■ **Recorded information**
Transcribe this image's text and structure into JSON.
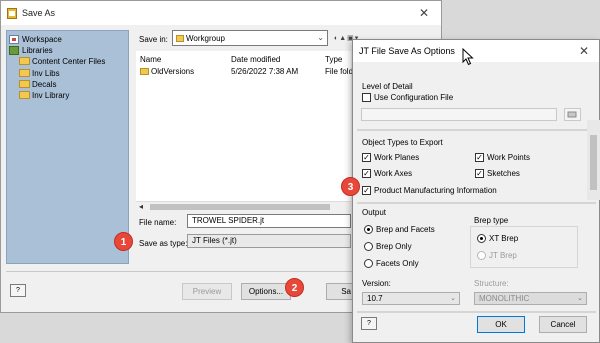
{
  "save_as": {
    "title": "Save As",
    "close_glyph": "✕",
    "tree": [
      {
        "label": "Workspace",
        "icon": "workspace-icon"
      },
      {
        "label": "Libraries",
        "icon": "library-icon"
      },
      {
        "label": "Content Center Files",
        "icon": "folder-icon"
      },
      {
        "label": "Inv Libs",
        "icon": "folder-icon"
      },
      {
        "label": "Decals",
        "icon": "folder-icon"
      },
      {
        "label": "Inv Library",
        "icon": "folder-icon"
      }
    ],
    "save_in_label": "Save in:",
    "save_in_value": "Workgroup",
    "columns": {
      "name": "Name",
      "date": "Date modified",
      "type": "Type"
    },
    "files": [
      {
        "name": "OldVersions",
        "date": "5/26/2022 7:38 AM",
        "type": "File fold"
      }
    ],
    "file_name_label": "File name:",
    "file_name_value": "TROWEL SPIDER.jt",
    "save_as_type_label": "Save as type:",
    "save_as_type_value": "JT Files (*.jt)",
    "preview_button": "Preview",
    "options_button": "Options...",
    "save_button": "Sa",
    "help_glyph": "?"
  },
  "jt_options": {
    "title": "JT File Save As Options",
    "close_glyph": "✕",
    "level_of_detail": {
      "label": "Level of Detail",
      "use_config_file": {
        "label": "Use Configuration File",
        "checked": false
      }
    },
    "object_types": {
      "label": "Object Types to Export",
      "items": [
        {
          "key": "work_planes",
          "label": "Work Planes",
          "checked": true
        },
        {
          "key": "work_points",
          "label": "Work Points",
          "checked": true
        },
        {
          "key": "work_axes",
          "label": "Work Axes",
          "checked": true
        },
        {
          "key": "sketches",
          "label": "Sketches",
          "checked": true
        },
        {
          "key": "pmi",
          "label": "Product Manufacturing Information",
          "checked": true
        }
      ]
    },
    "output": {
      "label": "Output",
      "options": [
        {
          "label": "Brep and Facets",
          "selected": true
        },
        {
          "label": "Brep Only",
          "selected": false
        },
        {
          "label": "Facets Only",
          "selected": false
        }
      ]
    },
    "brep_type": {
      "label": "Brep type",
      "options": [
        {
          "label": "XT Brep",
          "selected": true,
          "enabled": true
        },
        {
          "label": "JT Brep",
          "selected": false,
          "enabled": false
        }
      ]
    },
    "version_label": "Version:",
    "version_value": "10.7",
    "structure_label": "Structure:",
    "structure_value": "MONOLITHIC",
    "ok_button": "OK",
    "cancel_button": "Cancel",
    "help_glyph": "?"
  },
  "badges": {
    "one": "1",
    "two": "2",
    "three": "3"
  },
  "colors": {
    "badge": "#e8483a",
    "left_pane": "#a9c0d6",
    "focus_border": "#0078d7"
  }
}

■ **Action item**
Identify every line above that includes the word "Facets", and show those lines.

■ **Written response**
          "label": "Brep and Facets",
          "label": "Facets Only",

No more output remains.